Your refrigerator needs to be void of anything “prepared,” and that includes the convenient stuff in plastic tubs from your local gourmet market as well as most everything on the inner aisles of the grocery store or in the freezer department. Most of what is stored in your pantry should be whole, unrefined nuts and seeds, grains and legumes, herbs and spices and some key things like canned tomatoes, olives and artichokes.
What should not be in there? Jars of juice, boxes of cereal, cookies, macaroni, cake mixes, soft drinks or other junk that is higher in chemicals than actual nutrition. Empty calories do nothing but raise your blood sugar, starting a cascade of inflammation in your body. It’s what you do every day that counts, not a decadent meal or two around the holidays. Eat clean, whole food on the regular, and your system can handle the Christmas casseroles with ease.
Tip #2: Get moving.
to maintain. If you do not have a regular exercise habit, develop one now. The weather is cooler and perfect for a walk or run outside. If you live in a neighborhood with hills, incorporate a few of those each time you go out. Start slow if you’re not in shape or if it’s been a while. The body needs time to acclimate and strengthen the connective tissue camp, yoga, CrossFit, barre, cycling or interval training workout close by.
You don’t even have to think—just show up in your workout clothes with a bottle of water and a towel. These classes make it easy to get a variety of activity, and since many are franchises, you can take advantage of other studios when traveling. Remember, you need strength, aerobic and too complicated. Just get up and move!
Tip #3: Fix your sleep.
With fewer daylight hours, we naturally get sleepier earlier in the evening. Take advantage of this time of year to make sure you are getting hormones and blood sugar to go up, resulting in weight gain. Sleep is also when our bodies repair the damage of the day, restore neurotransmitters
Tip #4: Don’t succumb to holiday stress!
can all put a big damper on the holidays and create a lot of stress. And guess what? Stress releases hormones like cortisol that, over time, wreak metabolic havoc. That expanding waistline can be directly related to how on what’s really important. There are things you can’t control. Take a deep breath, and let it go; don’t let it ruin your day or your health.

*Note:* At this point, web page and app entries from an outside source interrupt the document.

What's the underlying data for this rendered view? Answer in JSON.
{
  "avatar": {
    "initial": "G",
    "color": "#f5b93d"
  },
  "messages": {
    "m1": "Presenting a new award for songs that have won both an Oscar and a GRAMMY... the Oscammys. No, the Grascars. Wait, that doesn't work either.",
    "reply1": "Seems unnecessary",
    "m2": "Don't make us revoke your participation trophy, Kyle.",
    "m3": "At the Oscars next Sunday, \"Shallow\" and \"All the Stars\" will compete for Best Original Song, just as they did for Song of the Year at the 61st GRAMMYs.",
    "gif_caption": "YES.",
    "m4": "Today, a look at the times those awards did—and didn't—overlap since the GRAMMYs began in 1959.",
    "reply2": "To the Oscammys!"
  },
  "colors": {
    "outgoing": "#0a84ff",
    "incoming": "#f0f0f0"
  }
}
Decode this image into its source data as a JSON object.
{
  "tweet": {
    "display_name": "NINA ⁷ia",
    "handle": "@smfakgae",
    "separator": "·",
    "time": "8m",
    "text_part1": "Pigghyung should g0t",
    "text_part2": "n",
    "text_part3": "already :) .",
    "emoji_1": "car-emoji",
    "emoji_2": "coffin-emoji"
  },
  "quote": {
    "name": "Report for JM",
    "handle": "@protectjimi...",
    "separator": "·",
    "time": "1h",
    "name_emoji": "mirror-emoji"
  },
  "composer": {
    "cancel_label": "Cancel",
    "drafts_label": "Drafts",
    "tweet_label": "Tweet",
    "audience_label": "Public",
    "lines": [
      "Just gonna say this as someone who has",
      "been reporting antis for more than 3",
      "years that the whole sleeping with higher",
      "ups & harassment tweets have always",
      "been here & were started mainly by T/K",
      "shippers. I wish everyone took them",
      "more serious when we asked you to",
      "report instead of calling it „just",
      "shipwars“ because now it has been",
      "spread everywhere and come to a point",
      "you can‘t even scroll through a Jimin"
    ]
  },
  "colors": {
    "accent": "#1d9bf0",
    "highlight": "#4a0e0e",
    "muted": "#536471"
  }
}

Tip #5: Try time-restricted eating.
Limit your caloric intake to 10-12 hours a day. By eating during a 12 to 14 hours to eat the next day. Allowing at least four hours between dinner and bedtime is ideal if you want the best sleep. By engaging in time-restricted eating, you are allowing your blood sugar and insulin to decrease and your fat-burning mode to kick in. It’s a great way to maintain weight over the holidays and to achieve optimal health in the long term.
Tip #6: Exercise in a fasted state.
It takes about 20 minutes to use up the fuel in your muscles before the body turns to fat for fuel. Once there, the longer you can maintain that steady fat-burn of your maximum, which for most people is a brisk walk or a moderate jog. Most people feel good energy and a clear head in this state. Drink water. If you’re hungry, eat. You don’t want to stress your body. This will help you maintain and even lose weight over the holidays!
So there you have it: a clean diet, exercise and movement, great sleep, stress management, and a couple of smart tricks to amp up the fat- burning. The holidays never looked so easy!
By Dr. Katherine Birchenough